Ryerson honours Montreal ethicist who opposes gay marriage

TORONTO - A quiet, but colourful display of dissent crept into Ryerson University's convocation ceremony yesterday, as faculty donned a rainbow of gay-pride colours to protest granting an honorary degree to an ethicist who opposes same-sex marriage.

As many as 15 members of the academic procession turned their backs on Margaret Somerville when she received her doctorate of science.

Ms. Somerville said she considered the visual opposition which included the brief raising of a "My Ryerson Honours Equal Rights" sign part of an acceptable "discourse of mutual respect."

But the leading legal ethicist from Montreal expressed concerns over whether the ongoing, sometimes nasty dispute over her award would generate a "chill" in university corridors and prevent academics and students from speaking freely.

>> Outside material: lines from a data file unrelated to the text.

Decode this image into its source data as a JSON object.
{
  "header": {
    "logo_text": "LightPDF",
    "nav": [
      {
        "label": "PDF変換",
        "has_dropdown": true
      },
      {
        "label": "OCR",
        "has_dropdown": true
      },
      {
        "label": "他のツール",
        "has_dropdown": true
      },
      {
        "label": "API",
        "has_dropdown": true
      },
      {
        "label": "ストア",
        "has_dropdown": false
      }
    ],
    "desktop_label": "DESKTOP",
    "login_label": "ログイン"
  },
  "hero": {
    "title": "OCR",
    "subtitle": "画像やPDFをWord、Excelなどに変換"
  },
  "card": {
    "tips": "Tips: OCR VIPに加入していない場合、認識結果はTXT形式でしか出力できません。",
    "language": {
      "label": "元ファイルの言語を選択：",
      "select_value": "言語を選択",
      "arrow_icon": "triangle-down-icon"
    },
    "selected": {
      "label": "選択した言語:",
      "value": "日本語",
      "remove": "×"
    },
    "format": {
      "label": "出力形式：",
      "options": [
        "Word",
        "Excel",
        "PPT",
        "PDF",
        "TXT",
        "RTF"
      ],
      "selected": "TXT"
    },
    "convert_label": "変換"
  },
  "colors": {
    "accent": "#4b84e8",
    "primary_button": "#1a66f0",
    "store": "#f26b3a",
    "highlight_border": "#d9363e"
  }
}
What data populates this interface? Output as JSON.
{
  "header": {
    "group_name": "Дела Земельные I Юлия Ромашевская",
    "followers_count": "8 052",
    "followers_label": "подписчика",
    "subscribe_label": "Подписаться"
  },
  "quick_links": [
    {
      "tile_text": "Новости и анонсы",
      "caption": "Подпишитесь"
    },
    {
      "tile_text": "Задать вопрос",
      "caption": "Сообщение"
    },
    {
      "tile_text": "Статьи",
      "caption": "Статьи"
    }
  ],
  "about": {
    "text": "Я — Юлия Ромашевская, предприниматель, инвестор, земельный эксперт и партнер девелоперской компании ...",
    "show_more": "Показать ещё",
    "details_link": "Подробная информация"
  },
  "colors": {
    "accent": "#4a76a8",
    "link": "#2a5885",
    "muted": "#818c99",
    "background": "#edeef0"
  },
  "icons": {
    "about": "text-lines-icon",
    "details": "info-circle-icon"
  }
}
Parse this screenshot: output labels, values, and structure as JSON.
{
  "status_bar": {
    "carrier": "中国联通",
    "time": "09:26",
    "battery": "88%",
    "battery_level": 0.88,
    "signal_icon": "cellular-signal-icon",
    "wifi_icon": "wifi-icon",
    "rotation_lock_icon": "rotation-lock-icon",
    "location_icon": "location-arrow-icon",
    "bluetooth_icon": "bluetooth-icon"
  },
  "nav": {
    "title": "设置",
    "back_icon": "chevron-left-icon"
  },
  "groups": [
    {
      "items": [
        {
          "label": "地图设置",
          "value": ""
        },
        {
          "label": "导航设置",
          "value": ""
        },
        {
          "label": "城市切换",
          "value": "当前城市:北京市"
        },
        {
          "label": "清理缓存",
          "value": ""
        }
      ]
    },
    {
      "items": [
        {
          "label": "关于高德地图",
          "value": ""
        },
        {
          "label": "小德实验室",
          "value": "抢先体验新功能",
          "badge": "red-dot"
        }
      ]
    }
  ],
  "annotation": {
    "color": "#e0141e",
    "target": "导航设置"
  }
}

Ms. Somerville is against gay marriage because she says it infringes on a child's right to know both biological parents far more difficult in a same-sex relationship.

Critics have labelled her "homophobic" an allegation Ms. Somerville rejects and tried to stop the degree. They expressed dismay at the timing of the degree, which coincides with Toronto's Gay Pride Week and is a prelude to the upcoming parliamentary debate on gay marriage.

Ms. Somerville and supporters say the award is really about freedom of expression, a pillar of the academic community and a driving force behind her decision to ultimately accept the honour, despite receiving threatening e-mails.

"As we all know, some people are hurt by some of my views," Ms. Somerville, a professor in the faculty of medicine and founding director of the centre for medicine, ethics and law at McGill University, told hundreds of graduates and families gathered for convocation. "I want to say that, although I believe that I must stand by those views, I genuinely regret the hurt that causes to them."

In a statement released yesterday, Ryerson acknowledged members of the public and the school community have expressed "unease and concern" about Ms. Somerville's position on gay marriage. Awarding an honorary doc torate is a "recognition of an in dividual's distinguished achievements in a particular field" and "not an endorsement by Ryerson of that person's activities and positions on specific social issues," the statement read.

That is a statement that Rev. Brent Hawkes of the Metropolitan Community Church, who performed Canada's first gay-marriage ceremony and lobbied against this degree, had hoped would have been read out publicly at the convocation ceremony. He expects there to be another push in the fall to have the degree rescinded.

Last week, the awards and ceremonies committee of Ryer-son's academic council decided it would not rescind the degree for fear it "would raise basic issues of freedom of speech in an academic environment." This, despite a declaration that "many of us disagree strongly" with Ms. Somerville's opinions on same-sex marriage.

Same-sex marriage